Somwhere on her water-damaged interview tapes, Norris is purported to have said “I think that the children in some instances are more damaged by the condemnation than by the actual experience” of paedophilia.

For that alone, he is worth your vote in a presidential election – of all the things he told her about sex that night in what seems to be the most bizarre of interviews, this is by far the most intelligent.

For where does the shame of the victim of paedophilia come from? What is it that they have done wrong? Trust an adult? Obey them? Expect protection?

For the most part, children instinctively know that abuse is wrong, but it is the sense of shame forced upon them that guarantees their silence and allows perpetrators to continue. This sense of shame is not of their own making.

It is foisted upon them by those who abuse – “if you tell, I’ll say it was your fault. You wanted it. You liked it. You enjoyed it. You teased me into it. Besides, no-one will believe you.”

It is foisted on them by society too, as if we believe that they should have fought back, resisted, refused.

It is a shame born of the anger and rage of helpless fathers and families, who wish they had seen or heard or done more and stopped it in its tracks.

It is a shame well-known to victims of adult rape too – male and female – and is a major part in why they don’t come forward.
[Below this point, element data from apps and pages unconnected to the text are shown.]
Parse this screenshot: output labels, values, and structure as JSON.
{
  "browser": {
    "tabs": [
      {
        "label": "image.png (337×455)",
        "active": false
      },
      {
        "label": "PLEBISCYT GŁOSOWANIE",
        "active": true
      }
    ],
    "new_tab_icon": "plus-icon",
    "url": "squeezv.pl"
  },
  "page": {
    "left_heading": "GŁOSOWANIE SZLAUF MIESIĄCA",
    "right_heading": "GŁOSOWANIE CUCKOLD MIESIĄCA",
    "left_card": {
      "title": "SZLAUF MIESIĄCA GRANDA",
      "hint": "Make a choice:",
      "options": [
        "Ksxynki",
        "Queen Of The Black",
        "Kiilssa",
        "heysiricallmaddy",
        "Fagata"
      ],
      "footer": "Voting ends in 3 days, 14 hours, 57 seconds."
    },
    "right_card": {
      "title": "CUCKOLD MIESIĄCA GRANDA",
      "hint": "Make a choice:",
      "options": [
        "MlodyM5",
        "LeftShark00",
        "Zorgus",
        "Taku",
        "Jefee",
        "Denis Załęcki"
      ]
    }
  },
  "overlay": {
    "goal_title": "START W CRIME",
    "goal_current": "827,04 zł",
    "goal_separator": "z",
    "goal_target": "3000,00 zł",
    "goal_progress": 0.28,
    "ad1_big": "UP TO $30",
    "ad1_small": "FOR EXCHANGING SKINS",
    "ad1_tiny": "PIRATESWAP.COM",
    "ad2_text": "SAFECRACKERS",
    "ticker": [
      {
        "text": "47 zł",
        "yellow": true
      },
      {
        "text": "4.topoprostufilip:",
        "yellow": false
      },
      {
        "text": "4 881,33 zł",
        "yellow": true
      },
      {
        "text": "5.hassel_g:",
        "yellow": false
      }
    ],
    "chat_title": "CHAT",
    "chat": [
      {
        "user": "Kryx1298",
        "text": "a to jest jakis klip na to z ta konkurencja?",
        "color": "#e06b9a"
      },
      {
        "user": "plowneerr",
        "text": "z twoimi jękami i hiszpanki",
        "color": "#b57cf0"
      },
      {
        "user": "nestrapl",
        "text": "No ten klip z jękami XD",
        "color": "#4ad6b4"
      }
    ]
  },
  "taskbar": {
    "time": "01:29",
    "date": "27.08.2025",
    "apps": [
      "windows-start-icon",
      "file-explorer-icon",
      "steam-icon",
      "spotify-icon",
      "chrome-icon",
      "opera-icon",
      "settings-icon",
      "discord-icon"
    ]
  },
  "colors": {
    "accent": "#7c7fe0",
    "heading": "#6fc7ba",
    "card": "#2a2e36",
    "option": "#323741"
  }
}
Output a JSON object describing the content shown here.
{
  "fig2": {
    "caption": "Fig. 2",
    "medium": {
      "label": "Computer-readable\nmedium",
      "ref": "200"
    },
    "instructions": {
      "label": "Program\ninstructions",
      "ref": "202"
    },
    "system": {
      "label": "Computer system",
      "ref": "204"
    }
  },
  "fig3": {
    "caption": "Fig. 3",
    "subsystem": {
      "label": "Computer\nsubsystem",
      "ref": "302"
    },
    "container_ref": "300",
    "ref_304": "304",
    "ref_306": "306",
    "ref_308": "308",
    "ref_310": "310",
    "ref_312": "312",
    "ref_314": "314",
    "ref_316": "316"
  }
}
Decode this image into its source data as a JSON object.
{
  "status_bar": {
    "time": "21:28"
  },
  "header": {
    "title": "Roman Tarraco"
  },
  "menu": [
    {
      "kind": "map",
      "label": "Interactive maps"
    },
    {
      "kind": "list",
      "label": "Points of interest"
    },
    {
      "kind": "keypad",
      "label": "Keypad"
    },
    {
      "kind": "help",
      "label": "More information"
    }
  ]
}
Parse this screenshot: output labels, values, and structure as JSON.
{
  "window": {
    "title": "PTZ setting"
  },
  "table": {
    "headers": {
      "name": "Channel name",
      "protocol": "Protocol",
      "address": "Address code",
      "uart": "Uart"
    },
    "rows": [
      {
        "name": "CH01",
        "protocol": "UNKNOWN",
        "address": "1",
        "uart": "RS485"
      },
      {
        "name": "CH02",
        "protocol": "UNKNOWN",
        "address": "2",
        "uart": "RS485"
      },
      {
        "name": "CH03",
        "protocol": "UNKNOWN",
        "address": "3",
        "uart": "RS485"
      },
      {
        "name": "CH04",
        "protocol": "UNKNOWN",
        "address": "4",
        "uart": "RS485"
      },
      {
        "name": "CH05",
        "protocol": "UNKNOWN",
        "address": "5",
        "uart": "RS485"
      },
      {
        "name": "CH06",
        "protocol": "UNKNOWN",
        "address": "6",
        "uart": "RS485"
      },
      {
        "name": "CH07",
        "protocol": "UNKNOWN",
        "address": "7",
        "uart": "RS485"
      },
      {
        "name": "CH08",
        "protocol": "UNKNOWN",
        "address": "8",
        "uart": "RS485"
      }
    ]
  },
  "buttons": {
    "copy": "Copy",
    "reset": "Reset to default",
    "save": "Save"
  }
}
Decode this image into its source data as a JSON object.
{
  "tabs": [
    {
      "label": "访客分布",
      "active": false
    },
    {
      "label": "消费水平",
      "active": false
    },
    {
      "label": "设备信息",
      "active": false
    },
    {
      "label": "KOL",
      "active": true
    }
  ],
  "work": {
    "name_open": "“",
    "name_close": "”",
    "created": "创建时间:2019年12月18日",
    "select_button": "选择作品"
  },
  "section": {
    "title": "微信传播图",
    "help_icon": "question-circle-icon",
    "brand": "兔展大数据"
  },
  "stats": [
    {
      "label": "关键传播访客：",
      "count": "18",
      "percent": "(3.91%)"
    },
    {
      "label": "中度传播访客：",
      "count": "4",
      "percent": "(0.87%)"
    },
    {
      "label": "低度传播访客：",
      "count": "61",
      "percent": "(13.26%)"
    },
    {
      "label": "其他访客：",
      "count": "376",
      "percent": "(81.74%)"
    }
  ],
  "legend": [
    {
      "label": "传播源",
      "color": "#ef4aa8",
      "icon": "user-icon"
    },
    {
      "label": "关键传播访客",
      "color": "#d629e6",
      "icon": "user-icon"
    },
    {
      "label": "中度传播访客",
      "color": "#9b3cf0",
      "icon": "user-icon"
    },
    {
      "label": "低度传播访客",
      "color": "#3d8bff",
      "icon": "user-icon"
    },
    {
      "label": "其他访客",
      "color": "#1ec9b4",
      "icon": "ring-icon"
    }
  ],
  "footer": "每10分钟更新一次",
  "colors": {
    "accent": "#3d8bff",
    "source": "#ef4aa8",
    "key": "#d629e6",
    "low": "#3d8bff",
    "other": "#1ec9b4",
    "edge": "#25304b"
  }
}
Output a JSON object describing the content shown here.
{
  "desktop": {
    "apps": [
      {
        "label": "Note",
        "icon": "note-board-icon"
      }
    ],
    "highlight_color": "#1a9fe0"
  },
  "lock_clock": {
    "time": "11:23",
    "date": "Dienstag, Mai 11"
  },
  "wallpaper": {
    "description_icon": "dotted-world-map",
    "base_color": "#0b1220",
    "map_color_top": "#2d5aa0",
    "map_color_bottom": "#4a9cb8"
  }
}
The physical scars may heal in time, but it is the mental ones – the shame foisted upon them by us – that are ever-lasting. Any woman who ever sat in a witness box will testify to that.

You don’t believe it? Look at the Ryan report. It was only when knowledge of the appalling behaviour of the “men of God” came into the public domain that the Catholic Church started to do something about the systemic abuse of children. True, it did too little, too late, but it was better late than never.

In turn, child abuse in everything from schools to sport to family homes shot up the agenda and a raft of legislation was passed to ensure it could never happen again. For many who turned to drugs or drink to deal with the shame of the abuse perpetrated on them, it was too late.

But for those brave people who came forward and said “this shame is not mine to bear alone”, we would still have no idea of the extent of the abuse that happened in Ireland, and it would have continued unabated. The church still continues to drag its heels in making restitution, and is rightly held in contempt for it.

A friend told me once of a female war correspondent who gave a talk to other journalists about her work. She was asked about the most difficult thing she faced in the field.

“I would say it was the first time I was raped in a war zone,” she answered.

“The first time?” asked the moderator of the discussion, incredulous.

“Yes, the first time,” answered this remarkable woman. “after that, you realise it’s not about you. It’s about them“.

The problem of the legacy of child abuse in Ireland will not be solved by Norris, Helen Lucy Burke, Joe Jackson, Joe Duffy or Pat Kenny.

The problem is that the discussion about it has for the most part been about who was to blame.

But for the healing to begin properly, for us to help repair all those lives knocked off their axis by the deeds of the church and others, it’s time for a different discussion- about who was not to blame.

The children.

And shame on those who – unlike Senator David Norris – say otherwise.